[RECORDS TO PROCESS]

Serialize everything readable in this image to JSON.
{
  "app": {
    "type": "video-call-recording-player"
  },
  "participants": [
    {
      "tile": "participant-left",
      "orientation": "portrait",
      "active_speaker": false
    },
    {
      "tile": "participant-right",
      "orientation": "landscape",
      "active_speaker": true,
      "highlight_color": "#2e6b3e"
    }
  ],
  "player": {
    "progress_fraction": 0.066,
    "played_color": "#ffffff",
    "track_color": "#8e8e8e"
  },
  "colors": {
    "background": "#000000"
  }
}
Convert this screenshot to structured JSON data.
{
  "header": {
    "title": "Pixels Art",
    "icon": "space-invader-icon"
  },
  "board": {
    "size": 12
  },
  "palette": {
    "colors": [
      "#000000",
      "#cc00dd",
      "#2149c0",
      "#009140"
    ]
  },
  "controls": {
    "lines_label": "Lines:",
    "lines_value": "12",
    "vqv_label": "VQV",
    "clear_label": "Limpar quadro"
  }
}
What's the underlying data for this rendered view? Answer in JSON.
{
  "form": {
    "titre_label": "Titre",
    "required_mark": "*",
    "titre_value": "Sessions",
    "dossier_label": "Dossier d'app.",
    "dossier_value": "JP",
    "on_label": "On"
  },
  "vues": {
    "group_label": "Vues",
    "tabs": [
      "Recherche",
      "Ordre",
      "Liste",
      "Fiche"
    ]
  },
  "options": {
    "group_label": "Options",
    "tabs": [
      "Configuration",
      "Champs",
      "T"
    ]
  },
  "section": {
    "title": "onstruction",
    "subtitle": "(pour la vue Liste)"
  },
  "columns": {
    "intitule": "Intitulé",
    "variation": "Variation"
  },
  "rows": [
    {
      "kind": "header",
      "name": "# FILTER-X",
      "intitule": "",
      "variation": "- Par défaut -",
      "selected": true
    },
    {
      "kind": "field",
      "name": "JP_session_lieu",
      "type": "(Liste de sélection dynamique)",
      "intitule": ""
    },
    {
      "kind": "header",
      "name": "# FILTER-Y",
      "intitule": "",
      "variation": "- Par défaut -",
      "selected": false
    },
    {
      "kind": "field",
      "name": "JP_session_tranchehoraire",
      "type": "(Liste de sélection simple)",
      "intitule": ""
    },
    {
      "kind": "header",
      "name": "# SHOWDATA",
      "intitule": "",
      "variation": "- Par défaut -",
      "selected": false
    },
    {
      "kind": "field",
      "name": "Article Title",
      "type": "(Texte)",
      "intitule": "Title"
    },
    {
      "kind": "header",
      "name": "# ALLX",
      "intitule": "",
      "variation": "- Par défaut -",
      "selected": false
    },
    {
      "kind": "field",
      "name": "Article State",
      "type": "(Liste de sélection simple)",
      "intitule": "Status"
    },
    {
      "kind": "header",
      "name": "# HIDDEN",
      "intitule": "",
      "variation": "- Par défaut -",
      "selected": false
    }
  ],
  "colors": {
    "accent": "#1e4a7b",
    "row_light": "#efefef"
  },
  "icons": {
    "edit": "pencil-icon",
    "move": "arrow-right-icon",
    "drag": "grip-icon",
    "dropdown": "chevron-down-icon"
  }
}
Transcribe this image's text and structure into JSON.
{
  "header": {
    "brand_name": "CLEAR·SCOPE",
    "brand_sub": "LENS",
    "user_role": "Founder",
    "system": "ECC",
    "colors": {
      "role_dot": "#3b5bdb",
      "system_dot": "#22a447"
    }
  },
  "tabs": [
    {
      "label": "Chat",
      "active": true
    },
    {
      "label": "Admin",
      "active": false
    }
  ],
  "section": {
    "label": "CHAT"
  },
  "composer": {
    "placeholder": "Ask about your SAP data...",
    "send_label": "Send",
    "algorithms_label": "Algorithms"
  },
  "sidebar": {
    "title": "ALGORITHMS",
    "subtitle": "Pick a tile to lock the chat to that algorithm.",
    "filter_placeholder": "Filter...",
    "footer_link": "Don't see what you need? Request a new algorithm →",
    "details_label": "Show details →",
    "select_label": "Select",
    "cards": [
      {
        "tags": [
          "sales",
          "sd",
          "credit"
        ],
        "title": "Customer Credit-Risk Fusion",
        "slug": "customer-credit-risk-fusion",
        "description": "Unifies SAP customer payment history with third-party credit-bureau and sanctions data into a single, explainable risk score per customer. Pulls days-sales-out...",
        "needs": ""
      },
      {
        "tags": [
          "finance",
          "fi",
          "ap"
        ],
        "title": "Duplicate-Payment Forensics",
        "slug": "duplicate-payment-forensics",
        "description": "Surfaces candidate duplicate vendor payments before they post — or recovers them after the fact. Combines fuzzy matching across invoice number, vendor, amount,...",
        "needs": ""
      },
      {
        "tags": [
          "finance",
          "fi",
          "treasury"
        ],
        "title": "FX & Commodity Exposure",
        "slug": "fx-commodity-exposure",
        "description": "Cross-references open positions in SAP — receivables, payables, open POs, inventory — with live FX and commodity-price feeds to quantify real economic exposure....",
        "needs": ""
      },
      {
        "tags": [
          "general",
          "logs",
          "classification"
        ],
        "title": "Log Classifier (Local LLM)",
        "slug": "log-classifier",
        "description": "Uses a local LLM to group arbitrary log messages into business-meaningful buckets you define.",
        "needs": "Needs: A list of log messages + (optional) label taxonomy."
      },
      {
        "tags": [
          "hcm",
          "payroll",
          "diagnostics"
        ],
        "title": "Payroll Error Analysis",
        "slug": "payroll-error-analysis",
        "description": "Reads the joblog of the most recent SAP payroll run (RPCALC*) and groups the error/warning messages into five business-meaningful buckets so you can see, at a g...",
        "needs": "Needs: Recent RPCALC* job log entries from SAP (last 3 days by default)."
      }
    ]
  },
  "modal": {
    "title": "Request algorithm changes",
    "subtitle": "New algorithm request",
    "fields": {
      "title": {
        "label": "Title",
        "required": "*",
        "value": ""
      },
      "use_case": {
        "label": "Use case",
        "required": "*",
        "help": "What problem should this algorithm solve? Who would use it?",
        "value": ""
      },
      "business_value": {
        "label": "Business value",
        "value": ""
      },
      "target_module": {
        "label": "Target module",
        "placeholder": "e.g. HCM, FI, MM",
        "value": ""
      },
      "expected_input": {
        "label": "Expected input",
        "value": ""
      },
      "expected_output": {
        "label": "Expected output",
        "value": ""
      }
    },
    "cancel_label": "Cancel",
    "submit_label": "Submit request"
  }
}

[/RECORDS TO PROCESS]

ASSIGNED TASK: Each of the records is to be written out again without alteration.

FINAL ANSWER:
Serialize everything readable in this image to JSON.
{
  "app": {
    "type": "video-call-recording-player"
  },
  "participants": [
    {
      "tile": "participant-left",
      "orientation": "portrait",
      "active_speaker": false
    },
    {
      "tile": "participant-right",
      "orientation": "landscape",
      "active_speaker": true,
      "highlight_color": "#2e6b3e"
    }
  ],
  "player": {
    "progress_fraction": 0.066,
    "played_color": "#ffffff",
    "track_color": "#8e8e8e"
  },
  "colors": {
    "background": "#000000"
  }
}
Convert this screenshot to structured JSON data.
{
  "header": {
    "title": "Pixels Art",
    "icon": "space-invader-icon"
  },
  "board": {
    "size": 12
  },
  "palette": {
    "colors": [
      "#000000",
      "#cc00dd",
      "#2149c0",
      "#009140"
    ]
  },
  "controls": {
    "lines_label": "Lines:",
    "lines_value": "12",
    "vqv_label": "VQV",
    "clear_label": "Limpar quadro"
  }
}
What's the underlying data for this rendered view? Answer in JSON.
{
  "form": {
    "titre_label": "Titre",
    "required_mark": "*",
    "titre_value": "Sessions",
    "dossier_label": "Dossier d'app.",
    "dossier_value": "JP",
    "on_label": "On"
  },
  "vues": {
    "group_label": "Vues",
    "tabs": [
      "Recherche",
      "Ordre",
      "Liste",
      "Fiche"
    ]
  },
  "options": {
    "group_label": "Options",
    "tabs": [
      "Configuration",
      "Champs",
      "T"
    ]
  },
  "section": {
    "title": "onstruction",
    "subtitle": "(pour la vue Liste)"
  },
  "columns": {
    "intitule": "Intitulé",
    "variation": "Variation"
  },
  "rows": [
    {
      "kind": "header",
      "name": "# FILTER-X",
      "intitule": "",
      "variation": "- Par défaut -",
      "selected": true
    },
    {
      "kind": "field",
      "name": "JP_session_lieu",
      "type": "(Liste de sélection dynamique)",
      "intitule": ""
    },
    {
      "kind": "header",
      "name": "# FILTER-Y",
      "intitule": "",
      "variation": "- Par défaut -",
      "selected": false
    },
    {
      "kind": "field",
      "name": "JP_session_tranchehoraire",
      "type": "(Liste de sélection simple)",
      "intitule": ""
    },
    {
      "kind": "header",
      "name": "# SHOWDATA",
      "intitule": "",
      "variation": "- Par défaut -",
      "selected": false
    },
    {
      "kind": "field",
      "name": "Article Title",
      "type": "(Texte)",
      "intitule": "Title"
    },
    {
      "kind": "header",
      "name": "# ALLX",
      "intitule": "",
      "variation": "- Par défaut -",
      "selected": false
    },
    {
      "kind": "field",
      "name": "Article State",
      "type": "(Liste de sélection simple)",
      "intitule": "Status"
    },
    {
      "kind": "header",
      "name": "# HIDDEN",
      "intitule": "",
      "variation": "- Par défaut -",
      "selected": false
    }
  ],
  "colors": {
    "accent": "#1e4a7b",
    "row_light": "#efefef"
  },
  "icons": {
    "edit": "pencil-icon",
    "move": "arrow-right-icon",
    "drag": "grip-icon",
    "dropdown": "chevron-down-icon"
  }
}
Transcribe this image's text and structure into JSON.
{
  "header": {
    "brand_name": "CLEAR·SCOPE",
    "brand_sub": "LENS",
    "user_role": "Founder",
    "system": "ECC",
    "colors": {
      "role_dot": "#3b5bdb",
      "system_dot": "#22a447"
    }
  },
  "tabs": [
    {
      "label": "Chat",
      "active": true
    },
    {
      "label": "Admin",
      "active": false
    }
  ],
  "section": {
    "label": "CHAT"
  },
  "composer": {
    "placeholder": "Ask about your SAP data...",
    "send_label": "Send",
    "algorithms_label": "Algorithms"
  },
  "sidebar": {
    "title": "ALGORITHMS",
    "subtitle": "Pick a tile to lock the chat to that algorithm.",
    "filter_placeholder": "Filter...",
    "footer_link": "Don't see what you need? Request a new algorithm →",
    "details_label": "Show details →",
    "select_label": "Select",
    "cards": [
      {
        "tags": [
          "sales",
          "sd",
          "credit"
        ],
        "title": "Customer Credit-Risk Fusion",
        "slug": "customer-credit-risk-fusion",
        "description": "Unifies SAP customer payment history with third-party credit-bureau and sanctions data into a single, explainable risk score per customer. Pulls days-sales-out...",
        "needs": ""
      },
      {
        "tags": [
          "finance",
          "fi",
          "ap"
        ],
        "title": "Duplicate-Payment Forensics",
        "slug": "duplicate-payment-forensics",
        "description": "Surfaces candidate duplicate vendor payments before they post — or recovers them after the fact. Combines fuzzy matching across invoice number, vendor, amount,...",
        "needs": ""
      },
      {
        "tags": [
          "finance",
          "fi",
          "treasury"
        ],
        "title": "FX & Commodity Exposure",
        "slug": "fx-commodity-exposure",
        "description": "Cross-references open positions in SAP — receivables, payables, open POs, inventory — with live FX and commodity-price feeds to quantify real economic exposure....",
        "needs": ""
      },
      {
        "tags": [
          "general",
          "logs",
          "classification"
        ],
        "title": "Log Classifier (Local LLM)",
        "slug": "log-classifier",
        "description": "Uses a local LLM to group arbitrary log messages into business-meaningful buckets you define.",
        "needs": "Needs: A list of log messages + (optional) label taxonomy."
      },
      {
        "tags": [
          "hcm",
          "payroll",
          "diagnostics"
        ],
        "title": "Payroll Error Analysis",
        "slug": "payroll-error-analysis",
        "description": "Reads the joblog of the most recent SAP payroll run (RPCALC*) and groups the error/warning messages into five business-meaningful buckets so you can see, at a g...",
        "needs": "Needs: Recent RPCALC* job log entries from SAP (last 3 days by default)."
      }
    ]
  },
  "modal": {
    "title": "Request algorithm changes",
    "subtitle": "New algorithm request",
    "fields": {
      "title": {
        "label": "Title",
        "required": "*",
        "value": ""
      },
      "use_case": {
        "label": "Use case",
        "required": "*",
        "help": "What problem should this algorithm solve? Who would use it?",
        "value": ""
      },
      "business_value": {
        "label": "Business value",
        "value": ""
      },
      "target_module": {
        "label": "Target module",
        "placeholder": "e.g. HCM, FI, MM",
        "value": ""
      },
      "expected_input": {
        "label": "Expected input",
        "value": ""
      },
      "expected_output": {
        "label": "Expected output",
        "value": ""
      }
    },
    "cancel_label": "Cancel",
    "submit_label": "Submit request"
  }
}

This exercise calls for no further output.